RECORD EXCERPTS:
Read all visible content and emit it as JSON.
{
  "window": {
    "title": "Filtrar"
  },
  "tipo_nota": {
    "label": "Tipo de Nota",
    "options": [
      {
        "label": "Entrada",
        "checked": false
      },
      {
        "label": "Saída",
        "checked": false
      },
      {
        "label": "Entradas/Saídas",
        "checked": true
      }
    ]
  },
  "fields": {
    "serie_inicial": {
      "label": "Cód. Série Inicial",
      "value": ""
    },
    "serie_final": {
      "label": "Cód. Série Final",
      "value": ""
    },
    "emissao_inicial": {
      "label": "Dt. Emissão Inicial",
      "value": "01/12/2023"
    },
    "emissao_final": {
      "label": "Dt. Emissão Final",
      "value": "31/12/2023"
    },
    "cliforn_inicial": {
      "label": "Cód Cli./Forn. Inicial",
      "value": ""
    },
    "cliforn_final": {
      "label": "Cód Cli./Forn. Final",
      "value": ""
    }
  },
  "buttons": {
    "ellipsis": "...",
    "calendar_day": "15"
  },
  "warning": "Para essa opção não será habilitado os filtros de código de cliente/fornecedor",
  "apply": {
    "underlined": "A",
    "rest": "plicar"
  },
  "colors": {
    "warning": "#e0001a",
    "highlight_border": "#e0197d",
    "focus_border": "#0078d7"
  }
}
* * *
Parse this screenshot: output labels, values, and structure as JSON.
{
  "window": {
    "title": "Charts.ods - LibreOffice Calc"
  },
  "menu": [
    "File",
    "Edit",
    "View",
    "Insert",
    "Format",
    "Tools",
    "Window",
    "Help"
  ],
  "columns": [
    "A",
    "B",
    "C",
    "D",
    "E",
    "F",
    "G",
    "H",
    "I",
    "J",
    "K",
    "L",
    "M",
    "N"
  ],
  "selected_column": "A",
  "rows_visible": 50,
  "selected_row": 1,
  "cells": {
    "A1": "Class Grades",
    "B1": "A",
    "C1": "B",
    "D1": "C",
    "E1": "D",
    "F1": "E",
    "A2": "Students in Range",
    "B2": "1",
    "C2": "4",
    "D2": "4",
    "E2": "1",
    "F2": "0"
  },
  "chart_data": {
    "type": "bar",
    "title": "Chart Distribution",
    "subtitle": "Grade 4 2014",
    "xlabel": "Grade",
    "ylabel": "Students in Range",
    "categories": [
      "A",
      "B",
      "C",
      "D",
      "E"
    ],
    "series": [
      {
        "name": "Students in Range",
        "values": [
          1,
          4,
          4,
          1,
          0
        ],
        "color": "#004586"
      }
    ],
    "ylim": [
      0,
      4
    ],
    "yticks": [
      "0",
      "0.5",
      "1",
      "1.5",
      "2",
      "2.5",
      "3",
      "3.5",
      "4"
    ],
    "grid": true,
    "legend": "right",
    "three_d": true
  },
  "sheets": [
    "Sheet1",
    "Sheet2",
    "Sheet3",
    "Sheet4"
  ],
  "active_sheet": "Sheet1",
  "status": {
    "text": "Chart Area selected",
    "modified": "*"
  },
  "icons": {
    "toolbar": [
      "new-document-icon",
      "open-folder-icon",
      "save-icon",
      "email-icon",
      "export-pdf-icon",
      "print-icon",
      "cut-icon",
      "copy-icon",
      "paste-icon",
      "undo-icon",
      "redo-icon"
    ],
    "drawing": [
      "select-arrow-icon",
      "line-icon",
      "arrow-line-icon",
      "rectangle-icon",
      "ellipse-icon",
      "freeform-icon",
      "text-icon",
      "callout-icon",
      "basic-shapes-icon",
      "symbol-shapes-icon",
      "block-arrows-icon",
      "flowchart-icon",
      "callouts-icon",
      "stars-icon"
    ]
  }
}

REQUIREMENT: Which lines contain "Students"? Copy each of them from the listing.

SOLUTION FOR THIS EXERCISE:
    "A2": "Students in Range",
    "ylabel": "Students in Range",
        "name": "Students in Range",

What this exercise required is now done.